sudo gedit /etc/bash.bashrc

Once you have the script open, add the two commands for sourcing the appropriate files. Note that the path indicated here may be different depending on where you have the programs installed.

source /home/nate/Documents/plnx/2015_4/petalinux-v2015.4-final/
source /opt/Xilinx/Vivado/2015.4/

With the two lines added, save the changes and close the editor.


4. Create Project

To use PetaLinux you will need to have a PetaLinux project directory to work in. This can be done by cloning a git repository of a premade PetaLinux project, downloading a board support package (BSP), or by creating a new project.

  • 4.1 Git - Clone Repository

Choose or create a directory you would like to clone a PetaLinux project repository into. Use the git clone command to clone your chosen Digilent repository. The PetaLinux repositories provided by Digilent are ready to use PetaLinux project folder structures, so once you have cloned the repository it is ready to be used.

git clone
  • 4.2 Board Support Package (BSP)

To create a project from a BSP, download the file from your desired source (unzip if necessary) and enter the following command.

petalinux-create -t project -s /path/to/download.bsp

Here '-t' is equivalent to '–type' described in the previous step (its parameter should remain 'project') and '-s' is for source and should be followed with the absolute file path to the BSP you want to use.

5. Configure, Build, Package

To run configuration on the project type in the following command.


This will initialize a configuration menu for your PetaLinux project. Make sure your terminal window is at least its default dimensions or the menu will fail to launch. There are a variety of boot options available to you depending your application. If you are using the Digilent repository then the default values in the configuration menu will be fine, so just select the 'Exit' option to leave the config menu. The configuration process will then continue on (this will take some time).

Once the configuration is complete, you will need to build your image by entering the following command.


The execution of this command will also take a few minutes to complete, depending on your system. Once this is finished enter the following command.

petalinux-package --boot --force --fsbl ./images/linux/zynq_fsbl.elf --fpga ./images/linux/linux_bd_wrapper.bit --u-boot

After this completes you should have your BOOT.bin and U-boot files ready to go.

Boot Options

The SD card you use will need to have two partitions on it. I recommend an 8GB card with the first partition (your BOOT partition) formatted as a File Allocation Table (FAT) of 1GB, and the second partition (your rootfs partition) formatted as an ext4 for the remaining space on the card. You can use a utility such as fdisk or gparted in your terminal to do the formatting for your SD card.

Copy the BOOT.bin and image.ub files into the first partition of your SD card.

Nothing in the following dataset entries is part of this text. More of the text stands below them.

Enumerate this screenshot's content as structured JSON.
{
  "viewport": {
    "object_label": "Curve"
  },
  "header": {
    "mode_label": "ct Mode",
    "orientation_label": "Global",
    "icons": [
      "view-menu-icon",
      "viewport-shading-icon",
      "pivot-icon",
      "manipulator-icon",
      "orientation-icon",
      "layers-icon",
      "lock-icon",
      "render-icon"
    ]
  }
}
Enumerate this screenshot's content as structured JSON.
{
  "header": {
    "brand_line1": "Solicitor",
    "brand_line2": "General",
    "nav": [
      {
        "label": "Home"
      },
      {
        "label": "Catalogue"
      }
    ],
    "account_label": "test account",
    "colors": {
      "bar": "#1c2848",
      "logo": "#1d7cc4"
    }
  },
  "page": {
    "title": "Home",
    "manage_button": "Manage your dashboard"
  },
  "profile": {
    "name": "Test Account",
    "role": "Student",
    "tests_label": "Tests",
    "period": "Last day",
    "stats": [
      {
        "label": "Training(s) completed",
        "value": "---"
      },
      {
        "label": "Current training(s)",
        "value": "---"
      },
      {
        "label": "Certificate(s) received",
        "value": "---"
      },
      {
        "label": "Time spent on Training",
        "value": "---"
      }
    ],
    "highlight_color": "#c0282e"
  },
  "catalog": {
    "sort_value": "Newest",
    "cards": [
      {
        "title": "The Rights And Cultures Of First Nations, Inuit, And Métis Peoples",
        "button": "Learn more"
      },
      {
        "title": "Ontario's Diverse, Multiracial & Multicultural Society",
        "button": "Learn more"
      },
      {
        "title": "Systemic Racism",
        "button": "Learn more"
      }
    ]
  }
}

You can do this from your PetaLinux project root directory with the following commands.

cp images/linux/BOOT.bin /media/BOOT
cp images/linux/image.ub /media/BOOT

Once your boot files have been copied into the BOOT partition of your SD card, copy the root file system into the second partition, your 'rootfs' partition, with the following command.

cp images/linux/rootfs.cpio /media/rootfs

*Note: the paths “/media/BOOT” and “/media/rootfs” may not be where your SD card is mounted, so you should modify the copy command accordingly.

Once the root file system and boot files have been copied to the two partitions of your SD card, cd into the rootfs partition of the SD card and run the following command. This will unpack the file system into the partition from the rootfs.cpio file.

sudo pax -rvf rootfs.cpio

Once the command has resolved, eject your SD card. *You may get a warning that the SD card is still in use. Closing your terminal window should release any lock on the media device and allow you to unmount(eject) the card.

Insert your SD card into your board and connect it to an appropriate external power supply (verify correct jumper settings and voltage rating of your supply). Connect the board to your computer and verify the device has been discovered using ls dev. Using a serial communication package of your choice (minicom, PuTTY, etc.) open up a terminal connection to your target device to verify your Linux build.